### Problem
Whenever the string "video" appears in a line below, please copy the line out.

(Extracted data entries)
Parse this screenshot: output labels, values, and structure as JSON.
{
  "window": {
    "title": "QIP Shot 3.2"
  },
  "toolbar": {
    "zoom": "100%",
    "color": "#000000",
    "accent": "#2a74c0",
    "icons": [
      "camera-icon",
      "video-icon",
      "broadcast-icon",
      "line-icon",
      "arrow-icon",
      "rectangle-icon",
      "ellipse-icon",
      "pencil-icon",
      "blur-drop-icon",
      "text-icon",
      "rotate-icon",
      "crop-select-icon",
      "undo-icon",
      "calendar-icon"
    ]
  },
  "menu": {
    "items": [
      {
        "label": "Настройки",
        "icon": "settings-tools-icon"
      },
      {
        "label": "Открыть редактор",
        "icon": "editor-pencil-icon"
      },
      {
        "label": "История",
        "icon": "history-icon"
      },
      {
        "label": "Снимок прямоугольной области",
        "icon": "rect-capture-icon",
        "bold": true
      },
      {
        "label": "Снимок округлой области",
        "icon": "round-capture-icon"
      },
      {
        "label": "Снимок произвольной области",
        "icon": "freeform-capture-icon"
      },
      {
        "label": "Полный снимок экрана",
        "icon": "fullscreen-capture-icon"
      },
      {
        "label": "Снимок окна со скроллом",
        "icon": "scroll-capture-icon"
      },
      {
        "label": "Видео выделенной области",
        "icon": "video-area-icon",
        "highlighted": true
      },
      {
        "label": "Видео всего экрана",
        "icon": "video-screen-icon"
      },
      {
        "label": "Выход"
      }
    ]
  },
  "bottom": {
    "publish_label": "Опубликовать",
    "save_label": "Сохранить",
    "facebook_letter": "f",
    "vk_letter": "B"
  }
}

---

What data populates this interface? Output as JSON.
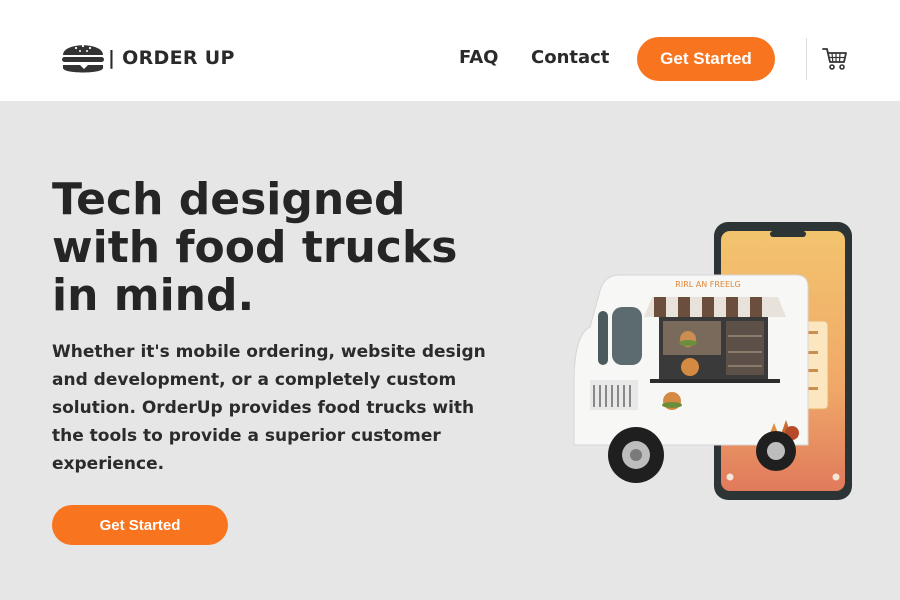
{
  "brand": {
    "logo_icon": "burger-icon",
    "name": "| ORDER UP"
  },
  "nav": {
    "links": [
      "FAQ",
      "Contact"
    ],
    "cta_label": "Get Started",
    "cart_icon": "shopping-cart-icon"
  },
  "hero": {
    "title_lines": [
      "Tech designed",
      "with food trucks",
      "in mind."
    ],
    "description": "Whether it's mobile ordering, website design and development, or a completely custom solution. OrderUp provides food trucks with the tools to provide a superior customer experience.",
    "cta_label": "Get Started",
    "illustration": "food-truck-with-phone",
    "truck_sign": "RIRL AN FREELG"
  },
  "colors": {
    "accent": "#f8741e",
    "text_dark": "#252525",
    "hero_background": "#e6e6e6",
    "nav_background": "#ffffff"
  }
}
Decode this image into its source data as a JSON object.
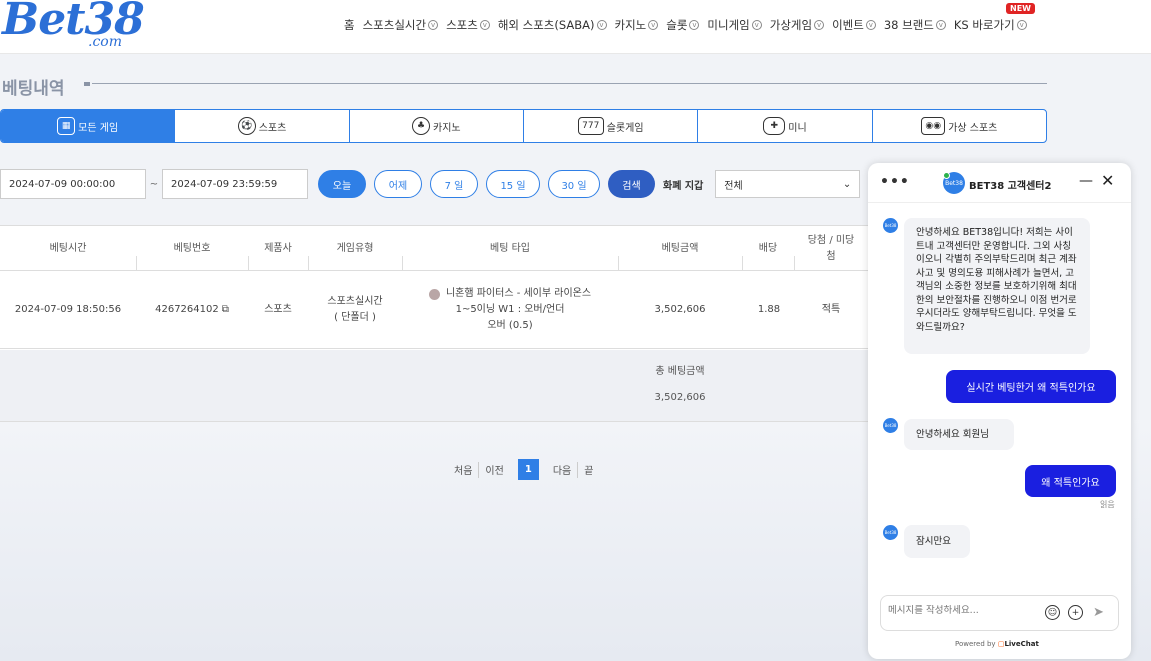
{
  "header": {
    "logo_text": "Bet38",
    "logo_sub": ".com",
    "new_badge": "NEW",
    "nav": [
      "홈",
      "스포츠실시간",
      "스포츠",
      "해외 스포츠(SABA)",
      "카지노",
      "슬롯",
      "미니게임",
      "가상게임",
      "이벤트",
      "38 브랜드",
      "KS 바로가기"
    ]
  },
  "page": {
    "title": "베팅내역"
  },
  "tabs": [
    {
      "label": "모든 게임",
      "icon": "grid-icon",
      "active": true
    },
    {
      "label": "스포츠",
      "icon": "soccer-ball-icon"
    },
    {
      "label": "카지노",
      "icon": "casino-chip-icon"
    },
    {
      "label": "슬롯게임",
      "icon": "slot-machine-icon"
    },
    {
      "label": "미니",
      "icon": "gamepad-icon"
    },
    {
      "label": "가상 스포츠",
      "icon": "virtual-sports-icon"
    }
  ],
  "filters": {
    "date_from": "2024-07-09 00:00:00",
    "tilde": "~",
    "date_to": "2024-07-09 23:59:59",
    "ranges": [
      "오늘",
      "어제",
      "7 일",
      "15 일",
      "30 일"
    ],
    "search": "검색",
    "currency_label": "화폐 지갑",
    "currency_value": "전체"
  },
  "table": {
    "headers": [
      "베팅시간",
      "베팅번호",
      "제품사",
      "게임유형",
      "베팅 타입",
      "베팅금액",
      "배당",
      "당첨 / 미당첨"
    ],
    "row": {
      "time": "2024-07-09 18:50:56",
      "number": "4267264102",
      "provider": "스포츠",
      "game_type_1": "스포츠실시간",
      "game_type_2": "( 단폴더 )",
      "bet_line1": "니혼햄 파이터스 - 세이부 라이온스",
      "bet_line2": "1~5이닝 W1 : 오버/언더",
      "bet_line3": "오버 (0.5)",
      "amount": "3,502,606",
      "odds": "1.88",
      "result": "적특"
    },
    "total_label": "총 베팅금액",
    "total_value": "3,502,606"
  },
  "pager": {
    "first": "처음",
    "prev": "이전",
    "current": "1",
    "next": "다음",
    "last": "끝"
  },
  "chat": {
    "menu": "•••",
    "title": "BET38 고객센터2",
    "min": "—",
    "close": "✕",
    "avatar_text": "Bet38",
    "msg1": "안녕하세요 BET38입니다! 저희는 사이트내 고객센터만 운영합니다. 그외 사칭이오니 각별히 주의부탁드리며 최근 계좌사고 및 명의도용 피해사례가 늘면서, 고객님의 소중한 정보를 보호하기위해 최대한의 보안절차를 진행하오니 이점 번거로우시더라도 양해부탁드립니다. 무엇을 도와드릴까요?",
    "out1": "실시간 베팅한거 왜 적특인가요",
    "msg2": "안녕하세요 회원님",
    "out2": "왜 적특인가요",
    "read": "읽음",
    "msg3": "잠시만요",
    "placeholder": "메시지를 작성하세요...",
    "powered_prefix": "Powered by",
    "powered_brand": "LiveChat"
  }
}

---

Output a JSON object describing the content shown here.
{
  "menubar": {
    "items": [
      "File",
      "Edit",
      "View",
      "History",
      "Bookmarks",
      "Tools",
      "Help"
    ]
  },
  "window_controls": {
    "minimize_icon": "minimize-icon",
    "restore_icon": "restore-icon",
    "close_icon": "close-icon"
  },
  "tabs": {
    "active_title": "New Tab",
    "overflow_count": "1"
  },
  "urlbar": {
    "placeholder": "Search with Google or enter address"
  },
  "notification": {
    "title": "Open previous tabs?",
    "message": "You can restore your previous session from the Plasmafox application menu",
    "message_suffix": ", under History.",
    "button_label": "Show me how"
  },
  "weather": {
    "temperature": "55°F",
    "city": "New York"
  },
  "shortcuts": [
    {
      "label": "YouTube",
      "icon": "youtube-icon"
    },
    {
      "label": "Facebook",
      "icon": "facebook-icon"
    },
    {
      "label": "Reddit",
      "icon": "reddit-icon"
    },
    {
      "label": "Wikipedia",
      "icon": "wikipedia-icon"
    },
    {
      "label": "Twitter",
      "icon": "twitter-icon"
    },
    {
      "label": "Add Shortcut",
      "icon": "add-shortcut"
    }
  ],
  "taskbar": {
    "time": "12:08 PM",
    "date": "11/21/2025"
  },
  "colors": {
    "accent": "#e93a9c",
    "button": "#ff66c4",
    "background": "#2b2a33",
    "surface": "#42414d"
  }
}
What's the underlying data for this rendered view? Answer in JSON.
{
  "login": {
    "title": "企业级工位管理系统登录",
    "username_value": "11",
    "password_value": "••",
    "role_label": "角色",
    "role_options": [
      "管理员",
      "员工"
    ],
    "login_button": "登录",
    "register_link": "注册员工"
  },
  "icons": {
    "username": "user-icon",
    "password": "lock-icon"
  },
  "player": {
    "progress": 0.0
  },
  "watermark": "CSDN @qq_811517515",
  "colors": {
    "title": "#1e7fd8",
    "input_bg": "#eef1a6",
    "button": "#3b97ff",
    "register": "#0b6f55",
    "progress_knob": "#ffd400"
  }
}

### Answer to the problem
      "video-icon",
        "icon": "video-area-icon",
        "icon": "video-screen-icon"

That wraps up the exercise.